Over Labor Day weekend, visitors to the city can see several works by Alexander the Third along Benjamin Franklin Parkway. With support from the Pew Charitable Trusts and the cooperation of the Calder Foundation and the Philadelphia Museum, Ordinary (1969) is installed on the Parkway between 21st and 22nd Streets, the future site of the Calder Museum, currently being designed by architect Taddeo Ando. Across the road, in the courtyard of the Rodin Museum, another three metal constructions are on display: Three Discs, One Lacking from 1969 and The Pagoda and Snow Plow, both 1963.
Because the nature of sculpture changed radically during the years Alexander II was active as an artist, his work is less well known than the statues by his father and the stabiles by his son. But if you enjoy tracking down unusual art projects or knowing all there is to learn about famous artists such as Sandy Calder, there are a number of figures by Alexander Stirling Calder scattered around Philadelphia that are accessible by car.
Six of the 12 nine-foot, cast-stone statues Alexander the Second executed in 1897 and which once graced the facade of the Witherspoon Building at 1319 Walnut and Juniper now stand in the garden of the Presbyterian Historical Society. This building, located in the Society Hill area at the corner of Fifth and Lombard Street, houses the national archives of the Presbyterian Church, and Calder's sculptures represent figures that played important roles in the history of the church. These include Francis Makemie (ca. 1658-1708), John Witherspoon (1723-1794), Samuel Davies (1723-1761), James Caldwell (1734-1781) and Marcus Whitman (1802-1847).
In addition to his church activities, Witherspoon was a president of the College of New Jersey, a delegate to the Continental Congress and the only active member of the clergy to sign the Declaration of Independence. Keeping in mind that these statues were made to be seen several stories above eye level, you can see how Alexander II had a knack for broad characterization, descriptive period costume and variation of pose.
A sun dial by Alexander Stirling Calder, copyrighted in 1906, is located in the West Park section of Fairmount Park near Belmont and Montgomery. In the Botanical Gardens, the caryatid figures that support astrological signs and the bronze dial are equidistant from the statue of Goethe and the Japanese Tea House. The nudes -- one with grapes; another, apples -- are fetching Gibson Girls. They are a lovely update of the Wallace Fountains located across Paris and in front of the Wallace Collection in London. The astrological signs belong to a long history of relief sculpture going back to the Medieval period.

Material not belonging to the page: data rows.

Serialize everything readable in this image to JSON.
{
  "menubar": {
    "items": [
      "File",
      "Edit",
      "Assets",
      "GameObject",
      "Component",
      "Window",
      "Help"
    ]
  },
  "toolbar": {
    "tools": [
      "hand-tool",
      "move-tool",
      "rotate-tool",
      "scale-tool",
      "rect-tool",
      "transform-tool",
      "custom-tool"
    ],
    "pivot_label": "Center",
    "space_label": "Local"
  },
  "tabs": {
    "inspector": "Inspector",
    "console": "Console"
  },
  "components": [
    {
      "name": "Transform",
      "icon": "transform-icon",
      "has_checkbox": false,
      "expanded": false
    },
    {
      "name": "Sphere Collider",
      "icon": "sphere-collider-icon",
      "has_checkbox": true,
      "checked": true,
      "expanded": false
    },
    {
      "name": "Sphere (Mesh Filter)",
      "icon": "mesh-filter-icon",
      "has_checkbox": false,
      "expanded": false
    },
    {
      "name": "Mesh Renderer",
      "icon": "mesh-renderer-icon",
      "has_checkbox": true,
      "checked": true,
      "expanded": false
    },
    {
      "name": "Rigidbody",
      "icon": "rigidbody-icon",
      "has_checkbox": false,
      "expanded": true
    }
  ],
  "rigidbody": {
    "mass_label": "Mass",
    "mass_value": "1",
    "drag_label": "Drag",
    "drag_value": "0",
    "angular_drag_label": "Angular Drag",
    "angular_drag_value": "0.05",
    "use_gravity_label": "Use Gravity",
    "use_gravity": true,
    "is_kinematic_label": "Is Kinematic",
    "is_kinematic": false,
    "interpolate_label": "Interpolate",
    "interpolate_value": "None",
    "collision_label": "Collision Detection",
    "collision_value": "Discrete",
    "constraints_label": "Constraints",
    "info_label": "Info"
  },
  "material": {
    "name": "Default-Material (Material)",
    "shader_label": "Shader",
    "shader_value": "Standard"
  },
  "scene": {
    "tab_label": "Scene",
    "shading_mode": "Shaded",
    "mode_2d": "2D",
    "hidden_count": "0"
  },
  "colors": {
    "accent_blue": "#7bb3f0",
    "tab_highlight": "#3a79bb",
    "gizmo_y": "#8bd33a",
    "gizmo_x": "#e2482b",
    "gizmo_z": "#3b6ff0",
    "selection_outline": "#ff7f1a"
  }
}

If nothing else, all this shows how Sandy Calder was versed in the fundamentals of his mtier from a young age. If you have a sentimental side, you can ponder how Alexander Stirling Calder represents just one of the many talented artists who thought this too shall pass as modern art blanketed the museums and galleries.
PHYLLIS TUCHMAN publishes regularly in the Smithsonian, Town & Country and the Lancet.